Bill Represents Major Action by U.S. Senate to Help Puget Sound

OLYMPIA – The Federal Government today took a major step to augment the monumental collaborative efforts already underway to restore Puget Sound by 2020. The Puget Sound Recovery Act, sponsored by Senator Maria Cantwell and co-sponsored by Senator Patty Murray, is designed to strengthen cleanup of the Puget Sound. It won the approval Wednesday of the key Senate Committee on the Environment and Public Works (EPW).

“As the second largest estuary in the nation and the core of our region’s identity and prosperity, it is absolutely critical to restore and preserve this important body of water for generations to come,” Senator Cantwell said. “With the passage of the Puget Sound Recovery Act, the ongoing cleanup of Puget Sound will benefit significantly from the creation of a federal grant program to support a more comprehensive effort and complement the great work of the Puget Sound Partnership.
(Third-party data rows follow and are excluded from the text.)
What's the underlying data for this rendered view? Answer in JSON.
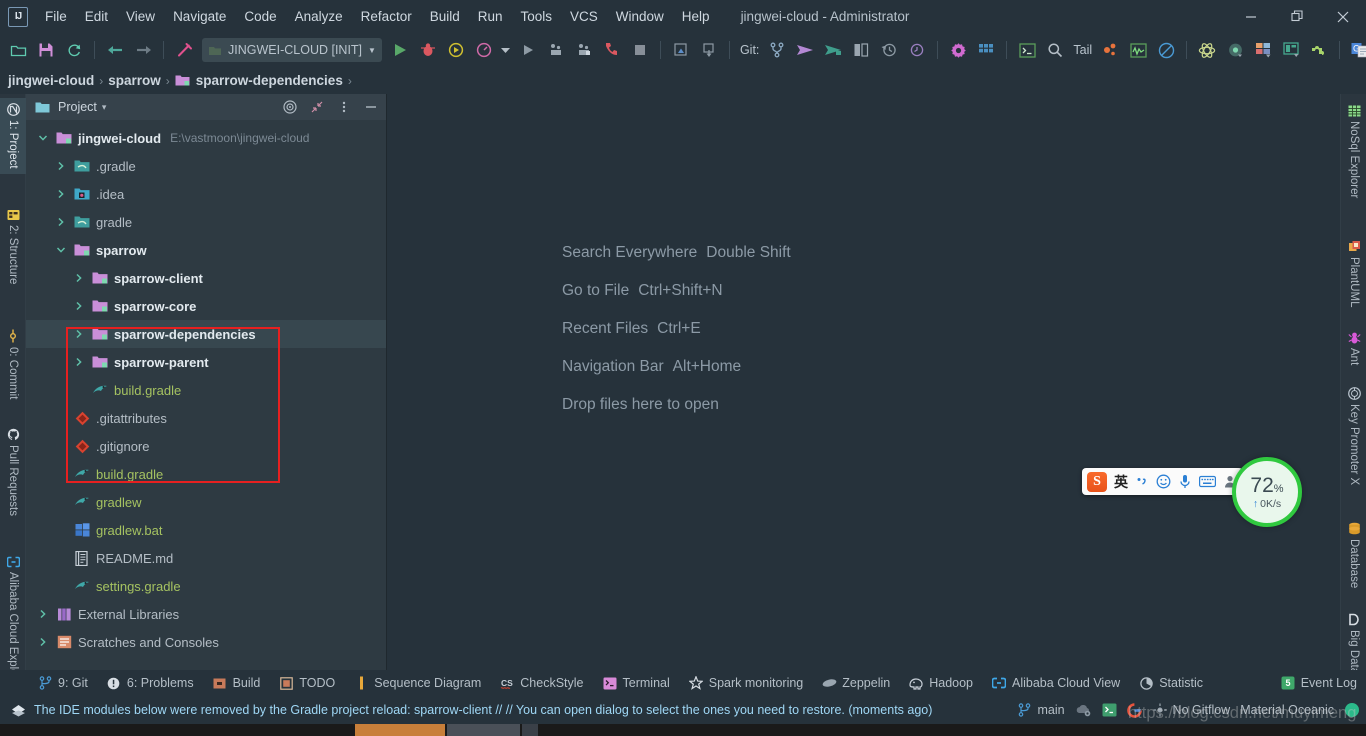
{
  "window": {
    "title": "jingwei-cloud - Administrator",
    "minimize_label": "─",
    "maximize_label": "❐",
    "close_label": "✕",
    "logo_text": "IJ"
  },
  "menubar": {
    "items": [
      {
        "label": "File",
        "mnemonic": "F"
      },
      {
        "label": "Edit",
        "mnemonic": "E"
      },
      {
        "label": "View",
        "mnemonic": "V"
      },
      {
        "label": "Navigate",
        "mnemonic": "N"
      },
      {
        "label": "Code",
        "mnemonic": "C"
      },
      {
        "label": "Analyze",
        "mnemonic": "z"
      },
      {
        "label": "Refactor",
        "mnemonic": "R"
      },
      {
        "label": "Build",
        "mnemonic": "B"
      },
      {
        "label": "Run",
        "mnemonic": "u"
      },
      {
        "label": "Tools",
        "mnemonic": "T"
      },
      {
        "label": "VCS",
        "mnemonic": "S"
      },
      {
        "label": "Window",
        "mnemonic": "W"
      },
      {
        "label": "Help",
        "mnemonic": "H"
      }
    ]
  },
  "toolbar": {
    "run_config": {
      "label": "JINGWEI-CLOUD [INIT]",
      "dropdown": "▼"
    },
    "git_label": "Git:",
    "tail_label": "Tail",
    "icons": [
      "open-folder-icon",
      "save-all-icon",
      "sync-icon",
      "back-icon",
      "forward-icon",
      "build-hammer-icon",
      "run-icon",
      "debug-icon",
      "run-with-coverage-icon",
      "profiler-icon",
      "run-anything-icon",
      "attach-profiler-icon",
      "attach-debugger-icon",
      "stop-call-icon",
      "stop-icon",
      "update-project-icon",
      "commit-icon",
      "vcs-branch-icon",
      "push-icon",
      "pull-icon",
      "compare-icon",
      "history-icon",
      "rollback-icon",
      "settings-gear-icon",
      "project-structure-icon",
      "terminal-icon",
      "search-icon",
      "tail-icon",
      "spark-icon",
      "monitor-icon",
      "no-entry-icon",
      "atom-icon",
      "circle-icon",
      "grid-colors-icon",
      "image-icon",
      "plugin-puzzle-icon",
      "google-translate-icon",
      "translate-red-icon",
      "link-icon"
    ]
  },
  "breadcrumb": {
    "items": [
      {
        "label": "jingwei-cloud",
        "has_icon": false
      },
      {
        "label": "sparrow",
        "has_icon": false
      },
      {
        "label": "sparrow-dependencies",
        "has_icon": true
      }
    ],
    "separator": "›"
  },
  "left_rail": {
    "items": [
      {
        "label": "1: Project",
        "icon": "project-icon",
        "active": true
      },
      {
        "label": "2: Structure",
        "icon": "structure-icon",
        "active": false
      },
      {
        "label": "0: Commit",
        "icon": "commit-icon",
        "active": false
      },
      {
        "label": "Pull Requests",
        "icon": "github-icon",
        "active": false
      },
      {
        "label": "Alibaba Cloud Explorer",
        "icon": "alibaba-cloud-icon",
        "active": false
      }
    ]
  },
  "right_rail": {
    "items": [
      {
        "label": "NoSql Explorer",
        "icon": "nosql-table-icon"
      },
      {
        "label": "PlantUML",
        "icon": "plantuml-icon"
      },
      {
        "label": "Ant",
        "icon": "ant-icon"
      },
      {
        "label": "Key Promoter X",
        "icon": "key-promoter-icon"
      },
      {
        "label": "Database",
        "icon": "database-icon"
      },
      {
        "label": "Big Data Tools",
        "icon": "big-data-tools-icon"
      }
    ]
  },
  "project_panel": {
    "title": "Project",
    "title_dropdown": "∨",
    "buttons": [
      {
        "name": "select-opened-file-icon",
        "label": "◎"
      },
      {
        "name": "collapse-all-icon",
        "label": "↙"
      },
      {
        "name": "options-menu-icon",
        "label": "⋮"
      },
      {
        "name": "hide-panel-icon",
        "label": "—"
      }
    ],
    "tree": [
      {
        "label": "jingwei-cloud",
        "path": "E:\\vastmoon\\jingwei-cloud",
        "depth": 0,
        "twisty": "expanded",
        "icon": "module-icon",
        "bold": true,
        "selected": false
      },
      {
        "label": ".gradle",
        "depth": 1,
        "twisty": "collapsed",
        "icon": "folder-gradle-icon",
        "bold": false,
        "selected": false,
        "color": "gray"
      },
      {
        "label": ".idea",
        "depth": 1,
        "twisty": "collapsed",
        "icon": "folder-idea-icon",
        "bold": false,
        "selected": false,
        "color": "gray"
      },
      {
        "label": "gradle",
        "depth": 1,
        "twisty": "collapsed",
        "icon": "folder-gradle-icon",
        "bold": false,
        "selected": false,
        "color": "gray"
      },
      {
        "label": "sparrow",
        "depth": 1,
        "twisty": "expanded",
        "icon": "module-icon",
        "bold": true,
        "selected": false
      },
      {
        "label": "sparrow-client",
        "depth": 2,
        "twisty": "collapsed",
        "icon": "module-icon",
        "bold": true,
        "selected": false
      },
      {
        "label": "sparrow-core",
        "depth": 2,
        "twisty": "collapsed",
        "icon": "module-icon",
        "bold": true,
        "selected": false
      },
      {
        "label": "sparrow-dependencies",
        "depth": 2,
        "twisty": "collapsed",
        "icon": "module-icon",
        "bold": true,
        "selected": true
      },
      {
        "label": "sparrow-parent",
        "depth": 2,
        "twisty": "collapsed",
        "icon": "module-icon",
        "bold": true,
        "selected": false
      },
      {
        "label": "build.gradle",
        "depth": 2,
        "twisty": "none",
        "icon": "gradle-file-icon",
        "bold": false,
        "selected": false,
        "color": "green"
      },
      {
        "label": ".gitattributes",
        "depth": 1,
        "twisty": "none",
        "icon": "git-file-icon",
        "bold": false,
        "selected": false,
        "color": "gray"
      },
      {
        "label": ".gitignore",
        "depth": 1,
        "twisty": "none",
        "icon": "git-file-icon",
        "bold": false,
        "selected": false,
        "color": "gray"
      },
      {
        "label": "build.gradle",
        "depth": 1,
        "twisty": "none",
        "icon": "gradle-file-icon",
        "bold": false,
        "selected": false,
        "color": "green"
      },
      {
        "label": "gradlew",
        "depth": 1,
        "twisty": "none",
        "icon": "gradle-file-icon",
        "bold": false,
        "selected": false,
        "color": "green"
      },
      {
        "label": "gradlew.bat",
        "depth": 1,
        "twisty": "none",
        "icon": "bat-file-icon",
        "bold": false,
        "selected": false,
        "color": "green"
      },
      {
        "label": "README.md",
        "depth": 1,
        "twisty": "none",
        "icon": "markdown-file-icon",
        "bold": false,
        "selected": false,
        "color": "gray"
      },
      {
        "label": "settings.gradle",
        "depth": 1,
        "twisty": "none",
        "icon": "gradle-file-icon",
        "bold": false,
        "selected": false,
        "color": "green"
      },
      {
        "label": "External Libraries",
        "depth": 0,
        "twisty": "collapsed",
        "icon": "libraries-icon",
        "bold": false,
        "selected": false,
        "color": "gray"
      },
      {
        "label": "Scratches and Consoles",
        "depth": 0,
        "twisty": "collapsed",
        "icon": "scratches-icon",
        "bold": false,
        "selected": false,
        "color": "gray"
      }
    ]
  },
  "editor": {
    "hints": [
      {
        "action": "Search Everywhere",
        "shortcut": "Double Shift"
      },
      {
        "action": "Go to File",
        "shortcut": "Ctrl+Shift+N"
      },
      {
        "action": "Recent Files",
        "shortcut": "Ctrl+E"
      },
      {
        "action": "Navigation Bar",
        "shortcut": "Alt+Home"
      },
      {
        "action": "Drop files here to open",
        "shortcut": ""
      }
    ]
  },
  "ime": {
    "logo": "S",
    "mode_label": "英",
    "icons": [
      "punctuation-icon",
      "emoji-icon",
      "voice-input-icon",
      "soft-keyboard-icon",
      "user-icon"
    ]
  },
  "speed_widget": {
    "percent": "72",
    "percent_unit": "%",
    "rate": "0K/s",
    "arrow": "↑",
    "ring_color": "#30c93f"
  },
  "bottom_bar": {
    "items": [
      {
        "label": "9: Git",
        "mnemonic": "9",
        "icon": "git-branch-icon"
      },
      {
        "label": "6: Problems",
        "mnemonic": "6",
        "icon": "problems-icon"
      },
      {
        "label": "Build",
        "icon": "build-icon"
      },
      {
        "label": "TODO",
        "icon": "todo-icon"
      },
      {
        "label": "Sequence Diagram",
        "icon": "sequence-diagram-icon"
      },
      {
        "label": "CheckStyle",
        "icon": "checkstyle-icon"
      },
      {
        "label": "Terminal",
        "icon": "terminal-icon"
      },
      {
        "label": "Spark monitoring",
        "icon": "spark-star-icon"
      },
      {
        "label": "Zeppelin",
        "icon": "zeppelin-icon"
      },
      {
        "label": "Hadoop",
        "icon": "hadoop-elephant-icon"
      },
      {
        "label": "Alibaba Cloud View",
        "icon": "alibaba-cloud-icon"
      },
      {
        "label": "Statistic",
        "icon": "statistic-pie-icon"
      },
      {
        "label": "Event Log",
        "icon": "event-log-icon"
      }
    ]
  },
  "status_bar": {
    "message": "The IDE modules below were removed by the Gradle project reload: sparrow-client // // You can open dialog to select the ones you need to restore. (moments ago)",
    "message_icon": "event-diamond-icon",
    "right_items": [
      {
        "label": "main",
        "icon": "git-branch-icon"
      },
      {
        "label": "",
        "icon": "cloud-settings-icon"
      },
      {
        "label": "",
        "icon": "terminal-green-icon"
      },
      {
        "label": "",
        "icon": "google-icon"
      },
      {
        "label": "No Gitflow",
        "icon": "gitflow-icon"
      },
      {
        "label": "Material Oceanic",
        "icon": "theme-icon"
      },
      {
        "label": "",
        "icon": "status-circle-icon"
      }
    ]
  },
  "watermark": {
    "text": "https://blog.csdn.net/muyimeng"
  }
}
I am proud that with the committee’s passage, we have taken a significant step toward restoring Puget Sound and protecting everything from animal habitats, to tourism, to our precious environment and our regional economy.”

WDFW cautions boat owners to steer clear of orca whales

OLYMPIA – With summer approaching, the Washington Department of Fish and Wildlife (WDFW) is reminding recreational boaters to give orca whales and other marine mammals a wide berth.

State law requires boaters to stay at least 100 yards away from southern resident orca whales. Boaters who unexpectedly come into closer proximity to an orca are required to stop immediately and allow the whales to pass.

These and other state regulations apply to a variety of small watercraft, including tour boats, private powerboats, sailboats, kayaks, canoes and personal floatation devices.

Federal law also includes broad restrictions against disturbing or harassing any marine mammal, said Mike Cenci, WDFW’s deputy chief of enforcement.